ADOPTING A CULTURE OF CHANGE
In technology, companies are always operating in the future, particularly in the field of innovation, anticipating the shifts in customer preferences and ensuring they’re delivering on their expectations. Companies that stay ahead, choosing compatible services for their business, maintain the upper hand on their competitors.
“Don’t follow trends, start trends.” – Frank Capra
Here’s what I foresee having an impact on the contact centre and related environments for 2018:
Customer experience strategy implementation
A lot was said in 2017 around the importance of customer experience (CX). This has led to the implementation of CX strategies. Progressive companies now have CX professionals tasked with driving programmes across the company that lead to enhanced CX. All of the research that has gone into this will see companies introducing slicker processes that contribute to efficiency and productivity, all with the customer in mind. This will also have an impact on employment, with a range of CEM positions opening up.
Channel integration as an imperative
Companies will be closer to omni-channel than ever before. This will be driven, in part, by the need to optimise services, but also by the customer experience, since the goal of seamless communication across channels contributes to CX.
There will be an increase in the uptake of virtual assistants, instant messaging and mobile apps designed to facilitate interaction, in addition to more traditional channels.
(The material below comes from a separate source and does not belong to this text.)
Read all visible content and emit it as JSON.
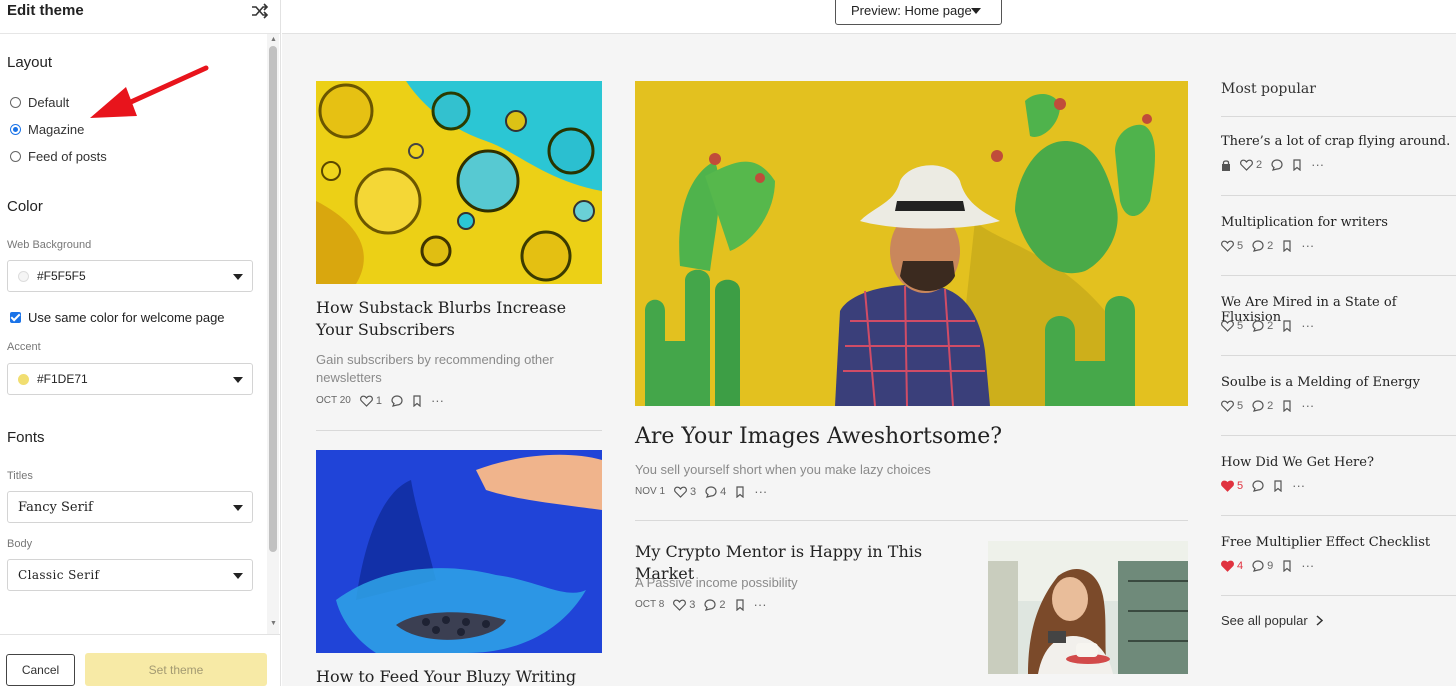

This will provide platform agility across channels that customers prefer, and access to the vital information agents need to deliver great service.
The benefit of channel integration is that once it’s in place, the introduction of an additional channel such as a chatbot is made less complicated. Rather than operating in isolation, where it’s harder to monitor and measure its success, companies can weigh up performance relating to other channels, and are able to access the data produced in interactions across all channels for improved insights.
Effective data usage will govern change in the contact centre. Let’s say, for example, a user calls the contact centre and gets asked to select an option regarding a query from a menu. The menu may include: “Are you calling about your credit card?” when the user doesn’t even have a credit card with that company. Known customer data can and will be used to refine interactions, personalising the service to eliminate details and unnecessary processes that aren’t relevant to the user.
Artificial intelligence and chatbots
Artificial intelligence (AI) and AI-driven text-based bots with specific uses will come into play. These may be used internally – in a large company where it’s not possible to conduct continuous training on complex processes, for example, an agent helping a customer on a call could access an internal bot to acquire more information; the bot will then provide the information needed so the agent won’t have to call another department or employee, or force a second contact with the customer. A bot uses a scripted response, while AI, on the other hand, says: “How can I help you?” and bases its actions on the context of the user’s response.
Effective data usage will govern change in the contact centre.
South African companies are slowly moving towards the use of chatbots, but remain cautious about using AI-driven technology in customer-facing platforms.
Fraud prevention and enhanced security
According to the 2017 Ransomware Digital Disruptor Report, 49% of companies experienced a ransomware attack in 2016, mostly in business and professional services, healthcare, retail and government. Hackers are developing any number of means to access company data and individual accounts, so this is an essential focus area.
Security and fraud prevention are at the heart of the financial services, so more companies will adopt watertight procedures that include voice authentication technology and, in the future, possibly blockchain models.
In theory, blockchain identity verification could prove (between two people) within seconds that the users are who they say they are based on the data they create. This could have immense potential when applied in the contact centre environment, as it could streamline the identification process and data access in the future.
Trust economy taking hold
Blockchain is especially attractive as a means of streamlining data access for financial transactions and in the prevention of fraud, providing the means to store and access financial documents, shared assets, codes and renderings of items such as identity documents, drivers’ licences and even entire medical histories.
The trust economy it is based on is under close scrutiny, but it’s being explored by organisations as eminent as payment transaction firm SWIFT. SWIFT has been testing use cases to demonstrate how its 11 000-plus member financial institutions can optimise the technology’s transparency while maintaining the industry’s privacy requirements.
The industry is nudging closer to seeing more blockchain-based services appearing, but this technology is still very much in its infancy when it comes to its widespread and real-world application. Certainly, more foundational work could be done in 2018 to leverage its future benefits, but this would only begin to bear fruit in the coming years.
Most importantly, the consideration when talking about trends, innovation and future tech must always be this: will it benefit my customers? Will it allow me to deliver enhanced customer service that generates a positive response? Don’t abandon what’s working efficiently for a trendy new idea, but do test that customers will have a favourable response before shifting how the company does business – after all, the customers are here in the present, with the company, and not necessarily in the company’s future.
This article was first published by IT Web on 9 November 2017.